Where does the word "true" show up in the records? Copy every line that has it.

(Data about app and page elements)
----
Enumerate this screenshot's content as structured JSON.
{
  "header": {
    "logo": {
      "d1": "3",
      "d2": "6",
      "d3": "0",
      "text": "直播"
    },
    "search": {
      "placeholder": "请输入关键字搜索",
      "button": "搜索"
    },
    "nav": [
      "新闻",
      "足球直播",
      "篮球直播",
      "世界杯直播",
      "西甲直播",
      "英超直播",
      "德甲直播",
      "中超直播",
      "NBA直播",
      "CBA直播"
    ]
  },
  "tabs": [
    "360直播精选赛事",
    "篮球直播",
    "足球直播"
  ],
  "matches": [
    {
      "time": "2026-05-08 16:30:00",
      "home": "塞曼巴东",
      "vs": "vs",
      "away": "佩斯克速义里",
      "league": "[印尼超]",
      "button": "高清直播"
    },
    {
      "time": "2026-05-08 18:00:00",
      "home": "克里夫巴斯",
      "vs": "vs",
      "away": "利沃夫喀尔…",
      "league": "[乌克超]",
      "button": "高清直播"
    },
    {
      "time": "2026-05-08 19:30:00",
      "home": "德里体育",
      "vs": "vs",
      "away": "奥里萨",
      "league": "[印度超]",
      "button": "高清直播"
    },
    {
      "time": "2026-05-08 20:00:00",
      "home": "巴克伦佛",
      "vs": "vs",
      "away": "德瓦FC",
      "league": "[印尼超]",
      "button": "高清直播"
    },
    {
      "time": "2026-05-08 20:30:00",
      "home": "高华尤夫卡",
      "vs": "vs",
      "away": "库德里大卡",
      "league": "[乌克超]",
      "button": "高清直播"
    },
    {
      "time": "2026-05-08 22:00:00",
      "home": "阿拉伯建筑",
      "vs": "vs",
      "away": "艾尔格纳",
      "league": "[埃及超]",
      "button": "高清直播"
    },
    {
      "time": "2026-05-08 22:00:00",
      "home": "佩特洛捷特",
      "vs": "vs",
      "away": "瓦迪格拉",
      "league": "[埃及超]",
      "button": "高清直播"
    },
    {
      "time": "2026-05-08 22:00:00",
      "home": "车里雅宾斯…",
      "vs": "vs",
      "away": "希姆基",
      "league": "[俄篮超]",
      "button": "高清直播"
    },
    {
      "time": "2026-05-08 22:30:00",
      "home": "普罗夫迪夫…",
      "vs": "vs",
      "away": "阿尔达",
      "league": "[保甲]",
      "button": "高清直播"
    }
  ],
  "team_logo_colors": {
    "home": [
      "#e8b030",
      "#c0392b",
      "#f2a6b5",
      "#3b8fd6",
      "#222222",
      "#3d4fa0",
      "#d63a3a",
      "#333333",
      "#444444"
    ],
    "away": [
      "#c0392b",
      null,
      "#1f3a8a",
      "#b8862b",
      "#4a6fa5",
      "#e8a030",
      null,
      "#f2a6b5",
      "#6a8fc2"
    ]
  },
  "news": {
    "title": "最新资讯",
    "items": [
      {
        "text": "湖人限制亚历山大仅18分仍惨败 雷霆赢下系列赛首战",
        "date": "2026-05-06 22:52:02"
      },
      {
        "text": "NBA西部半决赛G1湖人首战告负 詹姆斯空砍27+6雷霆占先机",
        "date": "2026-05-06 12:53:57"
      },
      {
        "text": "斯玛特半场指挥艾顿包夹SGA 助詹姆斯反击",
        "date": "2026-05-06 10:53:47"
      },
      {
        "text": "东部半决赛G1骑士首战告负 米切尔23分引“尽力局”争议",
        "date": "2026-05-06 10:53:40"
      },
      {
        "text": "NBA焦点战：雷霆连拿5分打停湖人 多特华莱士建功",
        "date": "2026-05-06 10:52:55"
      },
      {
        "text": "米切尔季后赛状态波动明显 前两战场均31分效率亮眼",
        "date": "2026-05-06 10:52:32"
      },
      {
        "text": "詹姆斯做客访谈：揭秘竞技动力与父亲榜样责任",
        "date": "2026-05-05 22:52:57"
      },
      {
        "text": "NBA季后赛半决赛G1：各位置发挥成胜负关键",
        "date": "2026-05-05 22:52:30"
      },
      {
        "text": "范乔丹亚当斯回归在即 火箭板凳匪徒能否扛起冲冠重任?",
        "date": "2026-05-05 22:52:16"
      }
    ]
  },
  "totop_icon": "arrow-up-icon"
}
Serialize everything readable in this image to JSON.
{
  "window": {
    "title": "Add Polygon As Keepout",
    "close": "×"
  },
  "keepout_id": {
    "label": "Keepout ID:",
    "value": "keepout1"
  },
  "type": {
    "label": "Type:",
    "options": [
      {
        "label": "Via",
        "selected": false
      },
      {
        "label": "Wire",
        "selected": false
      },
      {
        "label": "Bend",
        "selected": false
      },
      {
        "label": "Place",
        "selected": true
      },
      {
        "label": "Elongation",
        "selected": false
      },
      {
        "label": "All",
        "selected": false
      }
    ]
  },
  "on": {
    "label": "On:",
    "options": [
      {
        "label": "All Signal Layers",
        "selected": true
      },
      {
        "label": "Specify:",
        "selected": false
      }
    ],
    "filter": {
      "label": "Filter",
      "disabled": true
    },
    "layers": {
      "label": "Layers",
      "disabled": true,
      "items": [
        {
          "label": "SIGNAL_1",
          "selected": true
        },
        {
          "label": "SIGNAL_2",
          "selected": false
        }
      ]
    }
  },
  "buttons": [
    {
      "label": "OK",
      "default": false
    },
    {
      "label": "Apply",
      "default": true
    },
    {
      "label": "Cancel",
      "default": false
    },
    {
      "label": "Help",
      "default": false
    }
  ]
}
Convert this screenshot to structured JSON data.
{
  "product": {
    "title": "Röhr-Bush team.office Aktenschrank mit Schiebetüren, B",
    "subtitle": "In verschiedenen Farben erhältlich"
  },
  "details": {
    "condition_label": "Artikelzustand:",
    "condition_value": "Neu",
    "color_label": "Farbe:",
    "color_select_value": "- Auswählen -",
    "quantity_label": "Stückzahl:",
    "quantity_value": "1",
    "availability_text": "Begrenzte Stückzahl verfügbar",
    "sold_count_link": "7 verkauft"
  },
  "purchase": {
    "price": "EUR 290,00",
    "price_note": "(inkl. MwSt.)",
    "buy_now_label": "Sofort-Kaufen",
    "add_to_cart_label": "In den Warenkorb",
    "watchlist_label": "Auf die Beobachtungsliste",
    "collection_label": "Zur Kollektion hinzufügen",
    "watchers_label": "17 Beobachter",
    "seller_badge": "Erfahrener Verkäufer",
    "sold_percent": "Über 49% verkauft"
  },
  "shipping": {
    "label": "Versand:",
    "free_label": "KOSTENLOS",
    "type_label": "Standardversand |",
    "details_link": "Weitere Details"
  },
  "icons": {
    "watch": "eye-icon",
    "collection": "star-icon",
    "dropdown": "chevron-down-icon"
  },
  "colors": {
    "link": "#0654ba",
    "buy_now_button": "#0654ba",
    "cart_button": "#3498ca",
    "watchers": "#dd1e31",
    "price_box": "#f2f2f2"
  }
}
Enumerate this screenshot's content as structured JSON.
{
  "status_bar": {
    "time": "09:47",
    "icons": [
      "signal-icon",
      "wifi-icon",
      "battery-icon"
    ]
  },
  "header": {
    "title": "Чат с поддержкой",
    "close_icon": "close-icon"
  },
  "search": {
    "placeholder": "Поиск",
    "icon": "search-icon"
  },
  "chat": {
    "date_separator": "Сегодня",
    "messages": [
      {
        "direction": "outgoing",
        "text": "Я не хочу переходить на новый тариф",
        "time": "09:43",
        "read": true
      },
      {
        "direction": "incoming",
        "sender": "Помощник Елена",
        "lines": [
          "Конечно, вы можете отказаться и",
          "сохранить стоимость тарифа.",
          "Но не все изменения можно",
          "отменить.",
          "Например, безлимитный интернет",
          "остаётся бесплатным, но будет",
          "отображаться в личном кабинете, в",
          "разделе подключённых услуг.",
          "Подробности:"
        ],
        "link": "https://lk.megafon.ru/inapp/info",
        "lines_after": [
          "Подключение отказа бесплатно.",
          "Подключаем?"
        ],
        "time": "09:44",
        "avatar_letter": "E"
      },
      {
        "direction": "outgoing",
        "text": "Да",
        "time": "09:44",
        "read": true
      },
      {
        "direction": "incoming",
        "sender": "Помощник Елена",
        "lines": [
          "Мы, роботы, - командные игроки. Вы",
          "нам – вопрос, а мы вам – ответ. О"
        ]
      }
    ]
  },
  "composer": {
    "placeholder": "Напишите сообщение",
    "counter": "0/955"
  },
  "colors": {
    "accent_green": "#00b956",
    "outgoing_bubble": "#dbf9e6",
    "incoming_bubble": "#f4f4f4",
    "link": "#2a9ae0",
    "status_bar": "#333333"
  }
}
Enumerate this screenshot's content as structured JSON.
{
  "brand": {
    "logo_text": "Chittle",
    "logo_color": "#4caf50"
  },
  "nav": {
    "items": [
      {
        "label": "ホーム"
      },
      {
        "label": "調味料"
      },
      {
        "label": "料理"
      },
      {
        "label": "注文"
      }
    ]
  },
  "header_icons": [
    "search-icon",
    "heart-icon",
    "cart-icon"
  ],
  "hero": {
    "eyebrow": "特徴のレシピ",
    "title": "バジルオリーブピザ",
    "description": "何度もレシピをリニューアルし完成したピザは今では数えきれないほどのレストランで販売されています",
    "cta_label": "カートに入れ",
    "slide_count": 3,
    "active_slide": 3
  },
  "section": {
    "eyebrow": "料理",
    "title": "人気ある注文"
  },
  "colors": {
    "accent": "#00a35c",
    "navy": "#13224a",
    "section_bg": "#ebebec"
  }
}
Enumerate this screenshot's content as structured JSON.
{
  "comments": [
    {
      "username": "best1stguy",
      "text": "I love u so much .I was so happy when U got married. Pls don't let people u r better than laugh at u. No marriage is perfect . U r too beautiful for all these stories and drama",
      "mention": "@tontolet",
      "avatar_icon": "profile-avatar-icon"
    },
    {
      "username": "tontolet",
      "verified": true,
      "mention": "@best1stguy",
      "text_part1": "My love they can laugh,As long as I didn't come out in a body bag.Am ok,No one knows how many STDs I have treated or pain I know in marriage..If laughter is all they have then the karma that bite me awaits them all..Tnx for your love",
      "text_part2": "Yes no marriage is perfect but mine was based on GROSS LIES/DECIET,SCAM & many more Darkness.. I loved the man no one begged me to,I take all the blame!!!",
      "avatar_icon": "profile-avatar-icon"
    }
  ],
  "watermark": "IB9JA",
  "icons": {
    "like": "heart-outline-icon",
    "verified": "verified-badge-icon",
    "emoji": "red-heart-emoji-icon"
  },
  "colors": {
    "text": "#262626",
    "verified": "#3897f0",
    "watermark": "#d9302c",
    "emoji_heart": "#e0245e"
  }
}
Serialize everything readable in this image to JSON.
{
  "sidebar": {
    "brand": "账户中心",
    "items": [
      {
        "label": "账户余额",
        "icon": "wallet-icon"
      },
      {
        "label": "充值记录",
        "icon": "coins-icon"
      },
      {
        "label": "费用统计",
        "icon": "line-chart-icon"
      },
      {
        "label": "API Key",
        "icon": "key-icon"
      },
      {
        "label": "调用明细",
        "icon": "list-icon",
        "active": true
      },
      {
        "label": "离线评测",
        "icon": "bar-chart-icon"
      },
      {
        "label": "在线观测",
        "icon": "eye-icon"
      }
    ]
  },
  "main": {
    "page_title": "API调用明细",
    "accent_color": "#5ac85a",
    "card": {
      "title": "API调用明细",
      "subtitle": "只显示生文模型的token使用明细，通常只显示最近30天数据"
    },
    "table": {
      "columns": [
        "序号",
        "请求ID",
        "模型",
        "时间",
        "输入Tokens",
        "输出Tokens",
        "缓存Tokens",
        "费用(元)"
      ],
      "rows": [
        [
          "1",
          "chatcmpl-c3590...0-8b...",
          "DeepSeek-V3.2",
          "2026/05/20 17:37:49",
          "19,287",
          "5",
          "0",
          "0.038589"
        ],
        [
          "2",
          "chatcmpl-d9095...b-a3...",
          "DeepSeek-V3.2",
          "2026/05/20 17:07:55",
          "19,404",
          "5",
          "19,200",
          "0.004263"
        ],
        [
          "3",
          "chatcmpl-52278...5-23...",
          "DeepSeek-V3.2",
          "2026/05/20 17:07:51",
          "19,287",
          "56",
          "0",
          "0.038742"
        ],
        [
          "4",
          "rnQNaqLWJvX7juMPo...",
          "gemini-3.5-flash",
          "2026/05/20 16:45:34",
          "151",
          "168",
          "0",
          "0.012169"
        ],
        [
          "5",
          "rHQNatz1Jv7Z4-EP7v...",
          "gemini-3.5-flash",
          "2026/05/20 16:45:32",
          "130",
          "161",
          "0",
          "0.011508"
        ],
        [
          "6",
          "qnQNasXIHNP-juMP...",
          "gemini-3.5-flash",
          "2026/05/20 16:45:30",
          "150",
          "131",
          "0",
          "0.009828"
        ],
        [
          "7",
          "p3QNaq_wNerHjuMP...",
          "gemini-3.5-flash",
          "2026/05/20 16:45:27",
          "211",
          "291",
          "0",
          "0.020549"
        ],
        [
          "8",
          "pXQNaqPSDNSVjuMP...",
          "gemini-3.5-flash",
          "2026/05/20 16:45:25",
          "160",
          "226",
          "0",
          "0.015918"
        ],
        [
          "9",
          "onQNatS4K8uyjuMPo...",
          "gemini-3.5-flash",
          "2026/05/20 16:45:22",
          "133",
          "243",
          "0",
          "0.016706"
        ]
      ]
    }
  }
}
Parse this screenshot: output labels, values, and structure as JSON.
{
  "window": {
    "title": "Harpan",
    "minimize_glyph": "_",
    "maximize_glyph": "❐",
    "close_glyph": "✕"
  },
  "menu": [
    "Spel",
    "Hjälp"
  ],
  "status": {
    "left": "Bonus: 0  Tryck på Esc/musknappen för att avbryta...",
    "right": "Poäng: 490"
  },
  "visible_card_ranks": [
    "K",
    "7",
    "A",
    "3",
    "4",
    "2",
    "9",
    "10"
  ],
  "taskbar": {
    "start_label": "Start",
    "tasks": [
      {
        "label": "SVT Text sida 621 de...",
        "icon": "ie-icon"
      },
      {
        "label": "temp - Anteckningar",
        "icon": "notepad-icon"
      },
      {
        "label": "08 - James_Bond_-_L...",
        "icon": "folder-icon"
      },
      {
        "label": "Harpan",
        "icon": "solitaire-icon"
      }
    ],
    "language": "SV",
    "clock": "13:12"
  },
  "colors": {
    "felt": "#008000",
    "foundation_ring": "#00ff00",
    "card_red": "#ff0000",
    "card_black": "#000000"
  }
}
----
- [SOLUTION BELOW]
        "selected": true
        "selected": true
      "disabled": true
      "disabled": true,
          "selected": true
      "default": true
        "read": true
        "read": true
      "verified": true,
        "active": true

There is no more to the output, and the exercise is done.